It is outside Stepanakert when I feel my journey justified at last, and I’m hit by an impact I’ve not felt since visiting Auschwitz. We drive to the Azeri town of Aghdam. Or rather, the former town of Aghdam. Before the war this had roughly the same population as Stepanakert and its market was rich with figs, apples, pomegranates, apricots and cherries. Today there is no market. Today there is no Aghdam, as the Armenians destroyed the city. About 20,000 people, one-third of the population, were killed, and the rest given 24 hours to leave before the Armenian tanks and foot soldiers rumbled in and razed it. We drive past the cemetery. A solitary magpie sits on a gravestone.

On the road to Agdam in Nagorno-Karabakh
The Road to Aghdam

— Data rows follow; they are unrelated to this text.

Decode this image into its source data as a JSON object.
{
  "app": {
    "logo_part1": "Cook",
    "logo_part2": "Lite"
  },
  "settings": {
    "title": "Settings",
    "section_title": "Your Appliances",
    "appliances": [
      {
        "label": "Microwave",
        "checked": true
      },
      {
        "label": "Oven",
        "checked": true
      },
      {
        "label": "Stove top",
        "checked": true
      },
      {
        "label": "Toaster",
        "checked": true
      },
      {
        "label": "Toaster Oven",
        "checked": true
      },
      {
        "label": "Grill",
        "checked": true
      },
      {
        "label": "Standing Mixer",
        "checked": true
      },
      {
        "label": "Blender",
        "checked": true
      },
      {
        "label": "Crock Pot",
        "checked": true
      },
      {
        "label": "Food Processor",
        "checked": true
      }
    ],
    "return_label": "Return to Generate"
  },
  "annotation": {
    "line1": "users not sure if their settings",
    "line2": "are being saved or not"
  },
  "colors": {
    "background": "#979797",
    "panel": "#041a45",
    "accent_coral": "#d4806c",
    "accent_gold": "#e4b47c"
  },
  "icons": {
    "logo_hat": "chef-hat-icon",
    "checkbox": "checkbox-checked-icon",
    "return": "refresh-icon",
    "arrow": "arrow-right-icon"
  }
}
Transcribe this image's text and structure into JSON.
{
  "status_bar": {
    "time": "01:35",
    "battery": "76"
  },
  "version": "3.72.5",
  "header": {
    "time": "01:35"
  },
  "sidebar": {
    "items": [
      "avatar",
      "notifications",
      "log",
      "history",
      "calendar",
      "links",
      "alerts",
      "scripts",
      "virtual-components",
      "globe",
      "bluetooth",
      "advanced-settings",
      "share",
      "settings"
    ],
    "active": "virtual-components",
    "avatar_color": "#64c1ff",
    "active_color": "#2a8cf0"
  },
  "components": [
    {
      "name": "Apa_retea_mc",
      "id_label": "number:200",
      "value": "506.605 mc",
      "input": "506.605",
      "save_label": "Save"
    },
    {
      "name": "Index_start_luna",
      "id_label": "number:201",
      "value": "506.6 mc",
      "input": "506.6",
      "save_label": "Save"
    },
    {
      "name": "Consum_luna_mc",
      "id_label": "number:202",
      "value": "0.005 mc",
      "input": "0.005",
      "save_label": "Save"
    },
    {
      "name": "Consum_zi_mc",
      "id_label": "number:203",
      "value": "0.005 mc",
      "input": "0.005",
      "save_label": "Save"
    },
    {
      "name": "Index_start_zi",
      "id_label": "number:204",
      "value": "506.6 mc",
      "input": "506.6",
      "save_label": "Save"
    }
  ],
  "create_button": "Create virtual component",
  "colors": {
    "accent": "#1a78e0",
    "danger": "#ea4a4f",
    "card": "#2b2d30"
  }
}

Aghdam means ‘white covered roofs’, but there are few roofs to be seen. Only the skeletons of buildings remain. It is like visiting the remnants of a vast Greek or Roman city, spreading across the valley floor, except that these ruins are modern. A fig tree grows in an untended garden, the fruit starting to show through. In the autumn this must be a Garden of Eden, but with no-one left to pick the fruit. It is a sad and sobering experience, but one worth having.

The Armenians have had a troubled history, conquered by the Persians, the Romans, the Mongols, the Arabs, the Turks and most recently the Russians. Yet still the nation bounces back, and plods resolutely onwards. Still they look to Mount Ararat, or to the prospect of opening a petrol station. And on the road back to Yerevan, away from the airport, men still stand at the side of the road selling petrol in bottles, in cans, or from the back of small toytown tankers. Still dreaming.

At the Armenian Genocide Memorial in Yerevan, Armenia
At the Armenian Genocide Memorial in Yerevan, Armenia

 This feature first appeared in The Times in 2002

It also appears in my collection of travel writing, Snakes Alive,
available on Amazon for the Kindle and as a paperback: